What is Serum Albumin?
The serum albumin test is done to screen and diagnose a liver disorder or kidney disease. It also helps to evaluate the nutritional status of hospitalized patients.
Why is Serum Albumin done?
The serum albumin test is done:
As a part of the routine check-up
In case of symptoms of liver disorder
In case of symptoms of kidney disease
Prior to planned surgery
In the case of malnutrition
In the case of unintended weight loss
What does Serum Albumin Measure?
The serum albumin test measures the levels of albumin present in the blood. Albumin is a protein which is made by the liver.

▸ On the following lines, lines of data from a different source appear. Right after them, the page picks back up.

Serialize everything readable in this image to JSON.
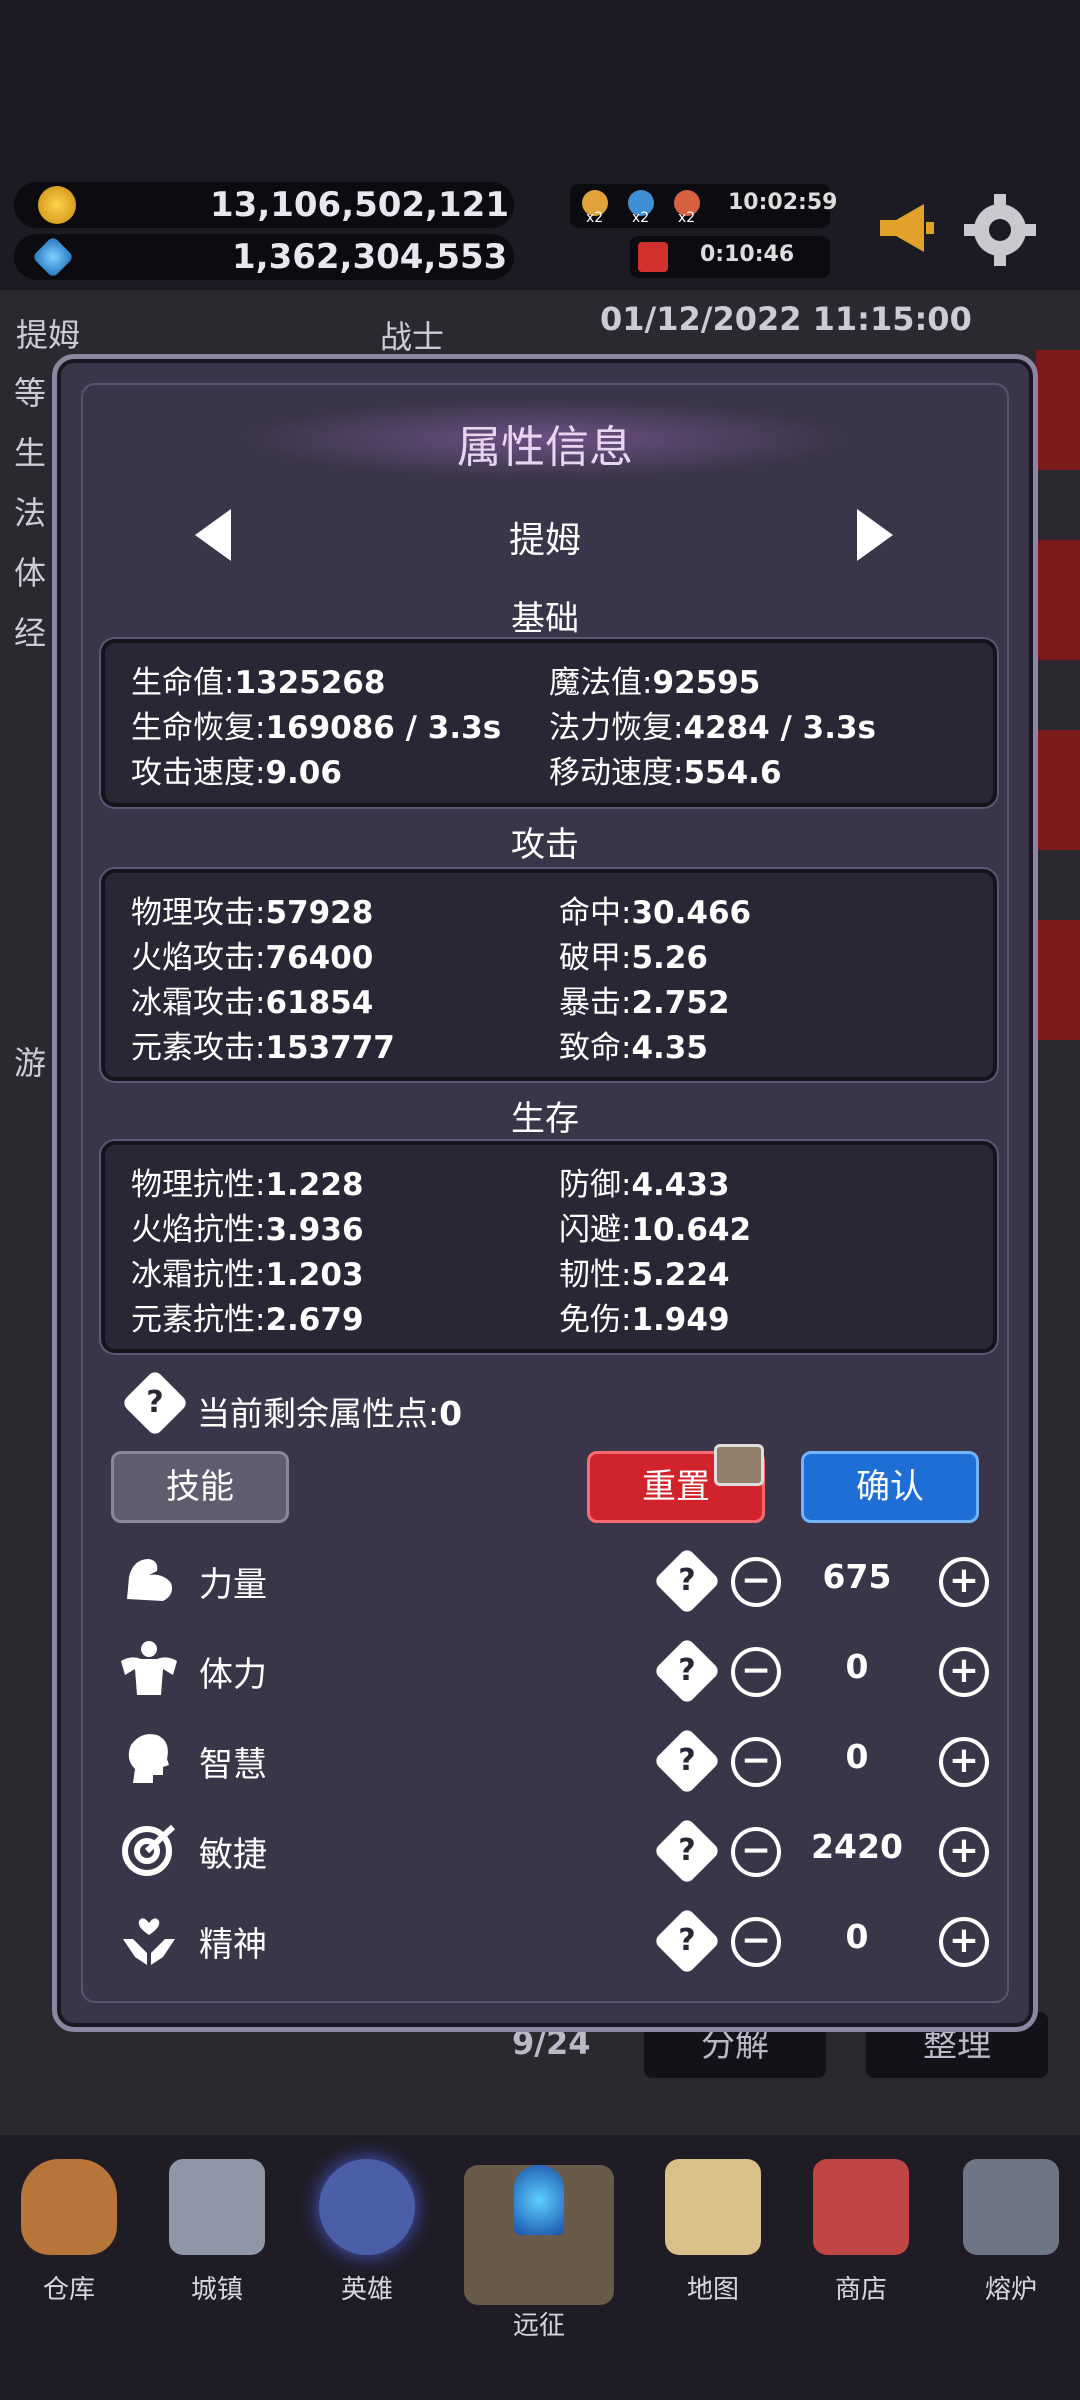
{
  "top": {
    "gold": "13,106,502,121",
    "gems": "1,362,304,553",
    "buff_multipliers": [
      "x2",
      "x2",
      "x2"
    ],
    "buff_timer": "10:02:59",
    "gift_timer": "0:10:46"
  },
  "background": {
    "hero_name": "提姆",
    "hero_class": "战士",
    "datetime": "01/12/2022 11:15:00",
    "side_labels": [
      "等",
      "生",
      "法",
      "体",
      "经",
      "游"
    ],
    "bag_count": "9/24",
    "decompose_label": "分解",
    "sort_label": "整理"
  },
  "modal": {
    "title": "属性信息",
    "hero_name": "提姆",
    "basic": {
      "label": "基础",
      "rows": [
        {
          "l_label": "生命值:",
          "l_val": "1325268",
          "r_label": "魔法值:",
          "r_val": "92595"
        },
        {
          "l_label": "生命恢复:",
          "l_val": "169086 / 3.3s",
          "r_label": "法力恢复:",
          "r_val": "4284 / 3.3s"
        },
        {
          "l_label": "攻击速度:",
          "l_val": "9.06",
          "r_label": "移动速度:",
          "r_val": "554.6"
        }
      ]
    },
    "attack": {
      "label": "攻击",
      "rows": [
        {
          "l_label": "物理攻击:",
          "l_val": "57928",
          "r_label": "命中:",
          "r_val": "30.466"
        },
        {
          "l_label": "火焰攻击:",
          "l_val": "76400",
          "r_label": "破甲:",
          "r_val": "5.26"
        },
        {
          "l_label": "冰霜攻击:",
          "l_val": "61854",
          "r_label": "暴击:",
          "r_val": "2.752"
        },
        {
          "l_label": "元素攻击:",
          "l_val": "153777",
          "r_label": "致命:",
          "r_val": "4.35"
        }
      ]
    },
    "survival": {
      "label": "生存",
      "rows": [
        {
          "l_label": "物理抗性:",
          "l_val": "1.228",
          "r_label": "防御:",
          "r_val": "4.433"
        },
        {
          "l_label": "火焰抗性:",
          "l_val": "3.936",
          "r_label": "闪避:",
          "r_val": "10.642"
        },
        {
          "l_label": "冰霜抗性:",
          "l_val": "1.203",
          "r_label": "韧性:",
          "r_val": "5.224"
        },
        {
          "l_label": "元素抗性:",
          "l_val": "2.679",
          "r_label": "免伤:",
          "r_val": "1.949"
        }
      ]
    },
    "remaining_points_label": "当前剩余属性点:",
    "remaining_points": "0",
    "skill_button": "技能",
    "reset_button": "重置",
    "confirm_button": "确认",
    "attributes": [
      {
        "name": "力量",
        "value": "675",
        "icon": "strength-icon"
      },
      {
        "name": "体力",
        "value": "0",
        "icon": "stamina-icon"
      },
      {
        "name": "智慧",
        "value": "0",
        "icon": "wisdom-icon"
      },
      {
        "name": "敏捷",
        "value": "2420",
        "icon": "agility-icon"
      },
      {
        "name": "精神",
        "value": "0",
        "icon": "spirit-icon"
      }
    ]
  },
  "nav": [
    {
      "label": "仓库",
      "icon": "bag-icon",
      "color": "#b8753a"
    },
    {
      "label": "城镇",
      "icon": "castle-icon",
      "color": "#8f96a8"
    },
    {
      "label": "英雄",
      "icon": "helmet-icon",
      "color": "#4a5fa8"
    },
    {
      "label": "远征",
      "icon": "portal-icon",
      "color": "#6a5a4a"
    },
    {
      "label": "地图",
      "icon": "map-icon",
      "color": "#d9c08a"
    },
    {
      "label": "商店",
      "icon": "shop-icon",
      "color": "#c04545"
    },
    {
      "label": "熔炉",
      "icon": "anvil-icon",
      "color": "#6e7585"
    }
  ],
  "colors": {
    "reset": "#d0232b",
    "confirm": "#1e6ed6",
    "skill": "#5f5c70"
  }
}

This protein makes up about 60% of the total protein in the blood and has various functions.
The role of albumin is to keep fluid from leaking out of blood vessels and give nourishment to tissues. It also helps in the transportation of hormones, vitamins, calcium, and other substances throughout the body. The levels of albumin protein may decrease if there is any interference in its production from the liver. These decreased levels can be due to other reasons such as increase in the breakdown of proteins, increase in loss of proteins via the kidneys, and in case there is blood dilution (expansion of plasma volume).
The main causes of low albumin protein include severe liver disease and kidney disease.
Interpreting Serum Albumin results
The normal range of serum albumin lies in between 3.50 g/dL and 5.20 g/dL.
Reference range may vary from lab to lab*
Answers to Patient Concerns & Frequently Asked Questions (FAQs) about Serum Albumin
Frequently Asked Questions about Serum Albumin